I looked at my Nyame Nyame more closely and saw that its shape does indeed, resemble a sea horse. But another tour guide explained to me that this is simply a misinterpretation by illiterate people, none of whom could have ever even seen a sea horse. Somewhere along the way, the myth has become distorted and changed. The head of my little wooden carving is supposed to be that of a tiger fish, with very sharp teeth, attached to the tail of a snake which loops up to rejoin the back of the head.
On a boat trip along the Zambezi River, I get into conversation with a very educated young African. “So what is Nyame Nyame?” I ask. “She is the god and the goddess of all waters,” he explains, “revered by the Togo people who live along the river.

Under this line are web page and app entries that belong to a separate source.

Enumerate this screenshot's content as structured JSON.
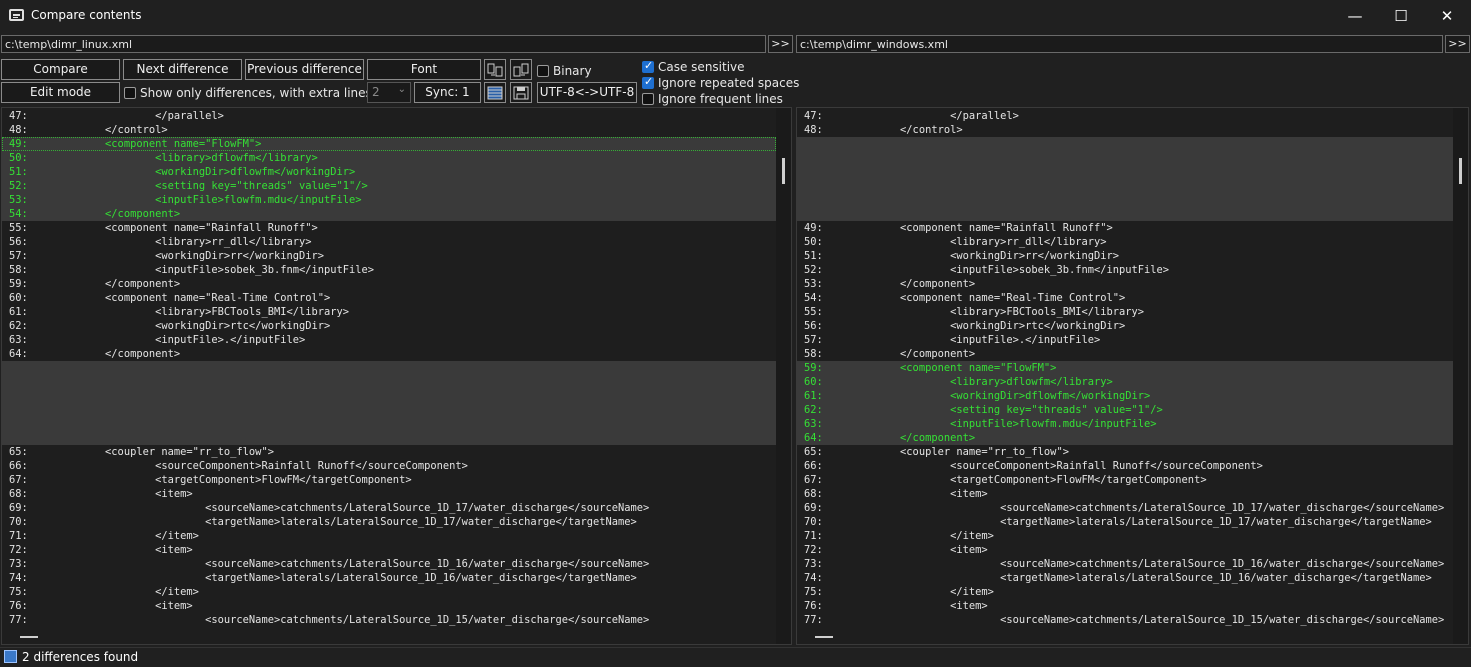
{
  "window": {
    "title": "Compare contents",
    "minimize_glyph": "—",
    "maximize_glyph": "☐",
    "close_glyph": "✕",
    "icon": "compare-files-icon"
  },
  "paths": {
    "left": "c:\\temp\\dimr_linux.xml",
    "right": "c:\\temp\\dimr_windows.xml",
    "browse_label": ">>"
  },
  "toolbar": {
    "compare": "Compare",
    "next_difference": "Next difference",
    "previous_difference": "Previous difference",
    "font": "Font",
    "edit_mode": "Edit mode",
    "show_only_differences": "Show only differences, with extra lines:",
    "extra_lines_value": "2",
    "sync": "Sync: 1",
    "encoding": "UTF-8<->UTF-8",
    "binary": "Binary",
    "case_sensitive": "Case sensitive",
    "ignore_repeated_spaces": "Ignore repeated spaces",
    "ignore_frequent_lines": "Ignore frequent lines",
    "states": {
      "binary": false,
      "show_only_differences": false,
      "case_sensitive": true,
      "ignore_repeated_spaces": true,
      "ignore_frequent_lines": false
    }
  },
  "left_lines": [
    {
      "n": "47:",
      "t": "\t\t</parallel>",
      "k": "n"
    },
    {
      "n": "48:",
      "t": "\t</control>",
      "k": "n"
    },
    {
      "n": "49:",
      "t": "\t<component name=\"FlowFM\">",
      "k": "d"
    },
    {
      "n": "50:",
      "t": "\t\t<library>dflowfm</library>",
      "k": "d"
    },
    {
      "n": "51:",
      "t": "\t\t<workingDir>dflowfm</workingDir>",
      "k": "d"
    },
    {
      "n": "52:",
      "t": "\t\t<setting key=\"threads\" value=\"1\"/>",
      "k": "d"
    },
    {
      "n": "53:",
      "t": "\t\t<inputFile>flowfm.mdu</inputFile>",
      "k": "d"
    },
    {
      "n": "54:",
      "t": "\t</component>",
      "k": "d"
    },
    {
      "n": "55:",
      "t": "\t<component name=\"Rainfall Runoff\">",
      "k": "n"
    },
    {
      "n": "56:",
      "t": "\t\t<library>rr_dll</library>",
      "k": "n"
    },
    {
      "n": "57:",
      "t": "\t\t<workingDir>rr</workingDir>",
      "k": "n"
    },
    {
      "n": "58:",
      "t": "\t\t<inputFile>sobek_3b.fnm</inputFile>",
      "k": "n"
    },
    {
      "n": "59:",
      "t": "\t</component>",
      "k": "n"
    },
    {
      "n": "60:",
      "t": "\t<component name=\"Real-Time Control\">",
      "k": "n"
    },
    {
      "n": "61:",
      "t": "\t\t<library>FBCTools_BMI</library>",
      "k": "n"
    },
    {
      "n": "62:",
      "t": "\t\t<workingDir>rtc</workingDir>",
      "k": "n"
    },
    {
      "n": "63:",
      "t": "\t\t<inputFile>.</inputFile>",
      "k": "n"
    },
    {
      "n": "64:",
      "t": "\t</component>",
      "k": "n"
    },
    {
      "n": "",
      "t": "",
      "k": "p"
    },
    {
      "n": "",
      "t": "",
      "k": "p"
    },
    {
      "n": "",
      "t": "",
      "k": "p"
    },
    {
      "n": "",
      "t": "",
      "k": "p"
    },
    {
      "n": "",
      "t": "",
      "k": "p"
    },
    {
      "n": "",
      "t": "",
      "k": "p"
    },
    {
      "n": "65:",
      "t": "\t<coupler name=\"rr_to_flow\">",
      "k": "n"
    },
    {
      "n": "66:",
      "t": "\t\t<sourceComponent>Rainfall Runoff</sourceComponent>",
      "k": "n"
    },
    {
      "n": "67:",
      "t": "\t\t<targetComponent>FlowFM</targetComponent>",
      "k": "n"
    },
    {
      "n": "68:",
      "t": "\t\t<item>",
      "k": "n"
    },
    {
      "n": "69:",
      "t": "\t\t\t<sourceName>catchments/LateralSource_1D_17/water_discharge</sourceName>",
      "k": "n"
    },
    {
      "n": "70:",
      "t": "\t\t\t<targetName>laterals/LateralSource_1D_17/water_discharge</targetName>",
      "k": "n"
    },
    {
      "n": "71:",
      "t": "\t\t</item>",
      "k": "n"
    },
    {
      "n": "72:",
      "t": "\t\t<item>",
      "k": "n"
    },
    {
      "n": "73:",
      "t": "\t\t\t<sourceName>catchments/LateralSource_1D_16/water_discharge</sourceName>",
      "k": "n"
    },
    {
      "n": "74:",
      "t": "\t\t\t<targetName>laterals/LateralSource_1D_16/water_discharge</targetName>",
      "k": "n"
    },
    {
      "n": "75:",
      "t": "\t\t</item>",
      "k": "n"
    },
    {
      "n": "76:",
      "t": "\t\t<item>",
      "k": "n"
    },
    {
      "n": "77:",
      "t": "\t\t\t<sourceName>catchments/LateralSource_1D_15/water_discharge</sourceName>",
      "k": "n"
    }
  ],
  "right_lines": [
    {
      "n": "47:",
      "t": "\t\t</parallel>",
      "k": "n"
    },
    {
      "n": "48:",
      "t": "\t</control>",
      "k": "n"
    },
    {
      "n": "",
      "t": "",
      "k": "p"
    },
    {
      "n": "",
      "t": "",
      "k": "p"
    },
    {
      "n": "",
      "t": "",
      "k": "p"
    },
    {
      "n": "",
      "t": "",
      "k": "p"
    },
    {
      "n": "",
      "t": "",
      "k": "p"
    },
    {
      "n": "",
      "t": "",
      "k": "p"
    },
    {
      "n": "49:",
      "t": "\t<component name=\"Rainfall Runoff\">",
      "k": "n"
    },
    {
      "n": "50:",
      "t": "\t\t<library>rr_dll</library>",
      "k": "n"
    },
    {
      "n": "51:",
      "t": "\t\t<workingDir>rr</workingDir>",
      "k": "n"
    },
    {
      "n": "52:",
      "t": "\t\t<inputFile>sobek_3b.fnm</inputFile>",
      "k": "n"
    },
    {
      "n": "53:",
      "t": "\t</component>",
      "k": "n"
    },
    {
      "n": "54:",
      "t": "\t<component name=\"Real-Time Control\">",
      "k": "n"
    },
    {
      "n": "55:",
      "t": "\t\t<library>FBCTools_BMI</library>",
      "k": "n"
    },
    {
      "n": "56:",
      "t": "\t\t<workingDir>rtc</workingDir>",
      "k": "n"
    },
    {
      "n": "57:",
      "t": "\t\t<inputFile>.</inputFile>",
      "k": "n"
    },
    {
      "n": "58:",
      "t": "\t</component>",
      "k": "n"
    },
    {
      "n": "59:",
      "t": "\t<component name=\"FlowFM\">",
      "k": "d"
    },
    {
      "n": "60:",
      "t": "\t\t<library>dflowfm</library>",
      "k": "d"
    },
    {
      "n": "61:",
      "t": "\t\t<workingDir>dflowfm</workingDir>",
      "k": "d"
    },
    {
      "n": "62:",
      "t": "\t\t<setting key=\"threads\" value=\"1\"/>",
      "k": "d"
    },
    {
      "n": "63:",
      "t": "\t\t<inputFile>flowfm.mdu</inputFile>",
      "k": "d"
    },
    {
      "n": "64:",
      "t": "\t</component>",
      "k": "d"
    },
    {
      "n": "65:",
      "t": "\t<coupler name=\"rr_to_flow\">",
      "k": "n"
    },
    {
      "n": "66:",
      "t": "\t\t<sourceComponent>Rainfall Runoff</sourceComponent>",
      "k": "n"
    },
    {
      "n": "67:",
      "t": "\t\t<targetComponent>FlowFM</targetComponent>",
      "k": "n"
    },
    {
      "n": "68:",
      "t": "\t\t<item>",
      "k": "n"
    },
    {
      "n": "69:",
      "t": "\t\t\t<sourceName>catchments/LateralSource_1D_17/water_discharge</sourceName>",
      "k": "n"
    },
    {
      "n": "70:",
      "t": "\t\t\t<targetName>laterals/LateralSource_1D_17/water_discharge</targetName>",
      "k": "n"
    },
    {
      "n": "71:",
      "t": "\t\t</item>",
      "k": "n"
    },
    {
      "n": "72:",
      "t": "\t\t<item>",
      "k": "n"
    },
    {
      "n": "73:",
      "t": "\t\t\t<sourceName>catchments/LateralSource_1D_16/water_discharge</sourceName>",
      "k": "n"
    },
    {
      "n": "74:",
      "t": "\t\t\t<targetName>laterals/LateralSource_1D_16/water_discharge</targetName>",
      "k": "n"
    },
    {
      "n": "75:",
      "t": "\t\t</item>",
      "k": "n"
    },
    {
      "n": "76:",
      "t": "\t\t<item>",
      "k": "n"
    },
    {
      "n": "77:",
      "t": "\t\t\t<sourceName>catchments/LateralSource_1D_15/water_discharge</sourceName>",
      "k": "n"
    }
  ],
  "status": {
    "text": "2 differences found",
    "icon": "panes-icon"
  },
  "colors": {
    "background": "#202020",
    "diff_text": "#35e035",
    "diff_background": "#3a3a3a",
    "checkbox_accent": "#1e6fd0"
  }
}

The Zambezi River divides Zambia from Zimbabwe, but the Togo refuse to recognize any international boundaries and as long as they are in their canoes on the river, they can pass freely from one side to the other, from one country to the other. ” I can see shrines to Nyame Nyame all along the river.

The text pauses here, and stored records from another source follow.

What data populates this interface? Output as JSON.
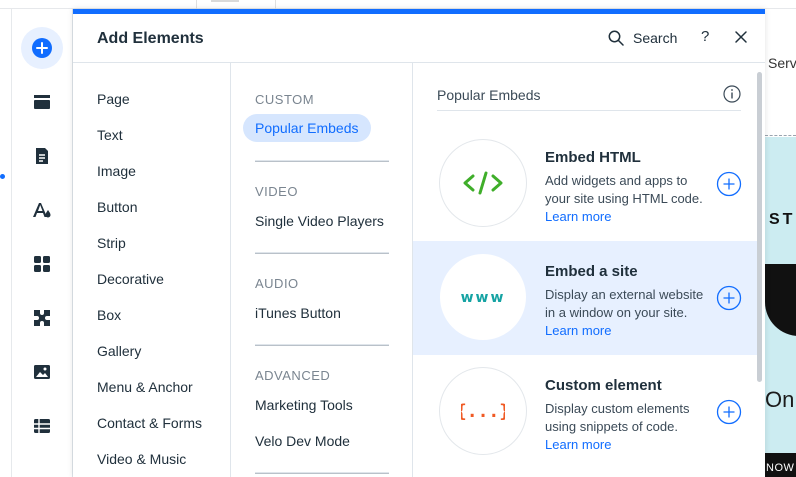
{
  "colors": {
    "accent": "#116dff",
    "selected_bg": "#d6e6fe",
    "hover_bg": "#e7f0ff",
    "embed_html_icon": "#3fae2a",
    "www_icon": "#15a3a3",
    "custom_icon": "#f05a24"
  },
  "panel": {
    "title": "Add Elements",
    "search_label": "Search",
    "help_label": "?"
  },
  "categories": [
    "Page",
    "Text",
    "Image",
    "Button",
    "Strip",
    "Decorative",
    "Box",
    "Gallery",
    "Menu & Anchor",
    "Contact & Forms",
    "Video & Music"
  ],
  "subcategories": {
    "custom": {
      "title": "CUSTOM",
      "items": [
        "Popular Embeds"
      ]
    },
    "video": {
      "title": "VIDEO",
      "items": [
        "Single Video Players"
      ]
    },
    "audio": {
      "title": "AUDIO",
      "items": [
        "iTunes Button"
      ]
    },
    "advanced": {
      "title": "ADVANCED",
      "items": [
        "Marketing Tools",
        "Velo Dev Mode"
      ]
    }
  },
  "content": {
    "section_title": "Popular Embeds",
    "cards": [
      {
        "title": "Embed HTML",
        "desc": "Add widgets and apps to your site using HTML code.",
        "link": "Learn more",
        "icon_text": "</>",
        "icon": "code-icon"
      },
      {
        "title": "Embed a site",
        "desc": "Display an external website in a window on your site.",
        "link": "Learn more",
        "icon_text": "www",
        "icon": "www-icon"
      },
      {
        "title": "Custom element",
        "desc": "Display custom elements using snippets of code.",
        "link": "Learn more",
        "icon_text": "{...}",
        "icon": "braces-icon"
      }
    ]
  },
  "canvas_peek": {
    "text_serv": "Serv",
    "text_st": "ST",
    "text_on": "On",
    "text_now": "NOW"
  }
}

It turns out that when the Italians wanted to build the Kariba dam, they had neglected to consult Nyame Nyame, who is represented locally by a chief. When the chief at that time approached the Italians, asking what would happen to his people, who would be flooded out of their homes by the dam, he was dismissed. Not long after that, the river rose to unheard of heights and stopped construction on the dam. A bridge was completely destroyed. The Italians rebuilt it and the chief approached them again, but again, he was dismissed, his concerns deemed insignificant. Soon a raging flood took the Italians by surprise, causing the death of 86 Italian workers, most of whom were buried in the still wet concrete and became part of the damn they were building. Now the Italians began to pay attention and eventually, it was agreed that the Togo would be relocated to higher ground, and that as many animals as possible would also be saved before the dam was completed. The Kariba dam was built and still supplies electricity to Zambia and Zimbabwe – and Nyame Nyame is not only satisfied that his work was done well but is also represented today by a chief in Parliament who must be consulted on all matters to do with water.

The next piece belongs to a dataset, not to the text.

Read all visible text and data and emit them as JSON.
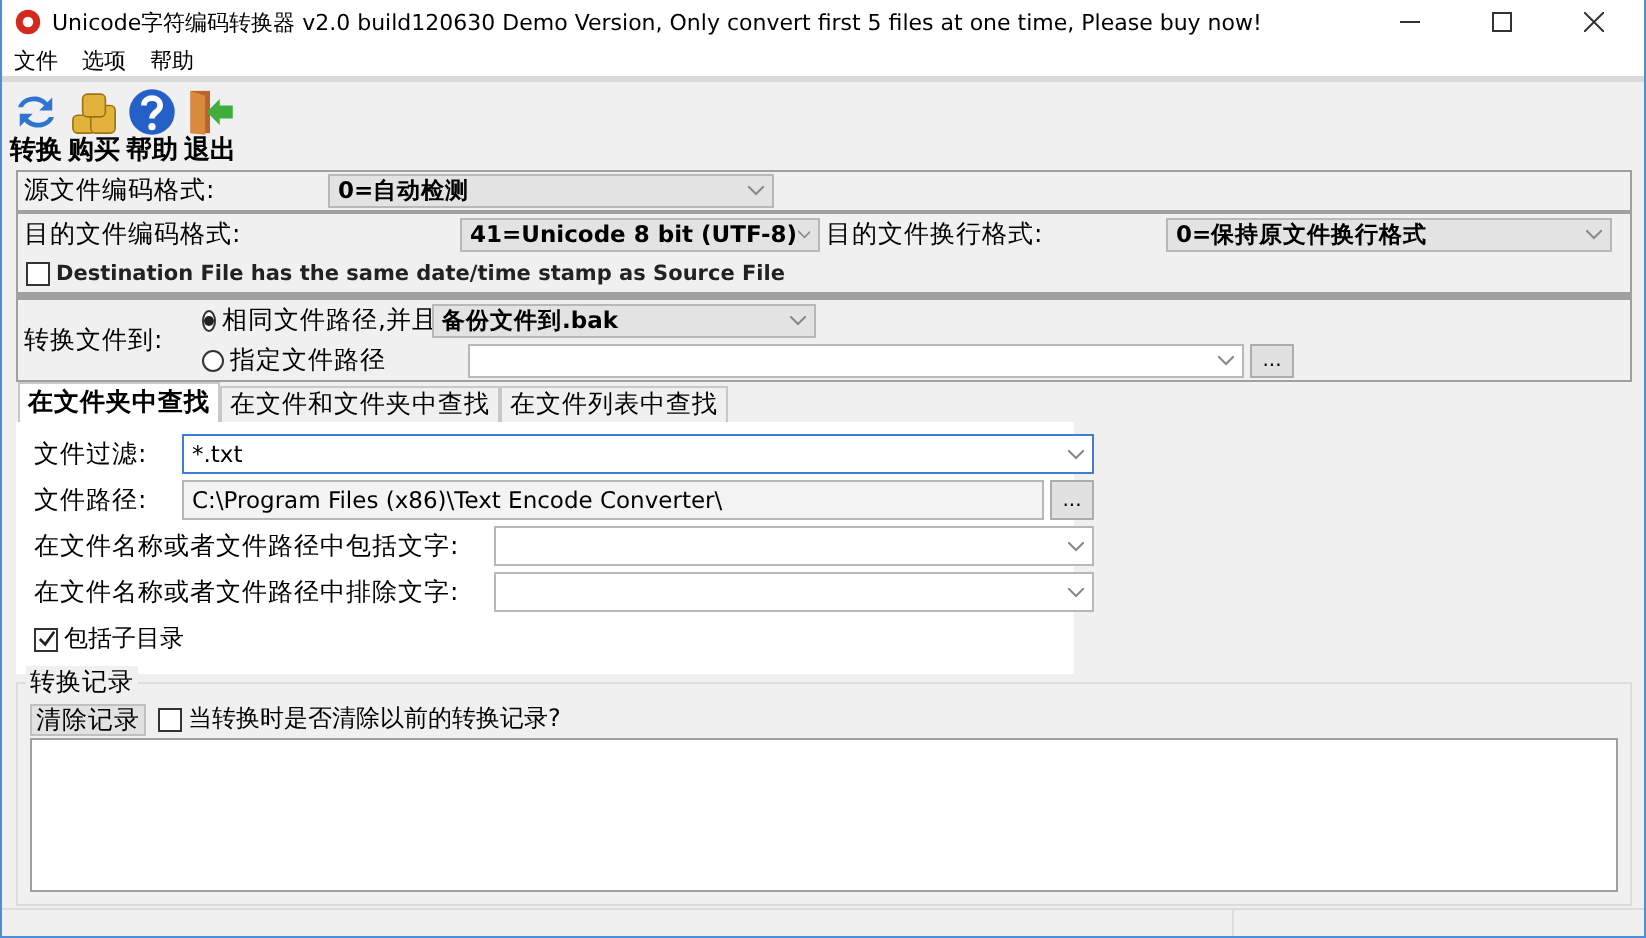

Tiger fish, snake or sea horse…does it matter? What I know is that it is the power of belief that moves mountains. Belief itself is the clue, not the material symbol of it. And so I remove my Nyame Nyame from around my neck for I feel that perhaps it is a sacrilege, this silly thing made for tourists, and I ought to have more respect for it. I call Ian to thank him for the terrific day he gave us, and without my saying a word, he asks me if I am still wearing the talisman. “No, I took it off,” I say. “Good thing,” he replies. “We’ve had enough rain – we don’t anyone monkeying around with it now.” I laugh but he stops me. “I’m serious,” he says. “You don’t fool around with this kind of thing. You’ve lived in Africa long enough – you should know this.“
He’s right. I have lived in Africa long enough and I do know these things. “So what should I do with it?” I ask Ian. “Pack it away,” he says. “It’s not yours to wear or play with. Keep it safely somewhere and if you ever come back to Zimbabwe, throw it in the river where it belongs.” Ian agrees to do this for me if I send him my Nyame Nyame. “Trust me,” he says. “You’ll be doing all of us a favor.”
I do trust him. He is, after all, a true White African while I am but an envious shadow. I will do what he says and hope that my little Nyame Nyame may swim like a sea-horse, to and fro, until it finds a resting place on the floor of the Great Zambezi, there to work its wonders forever.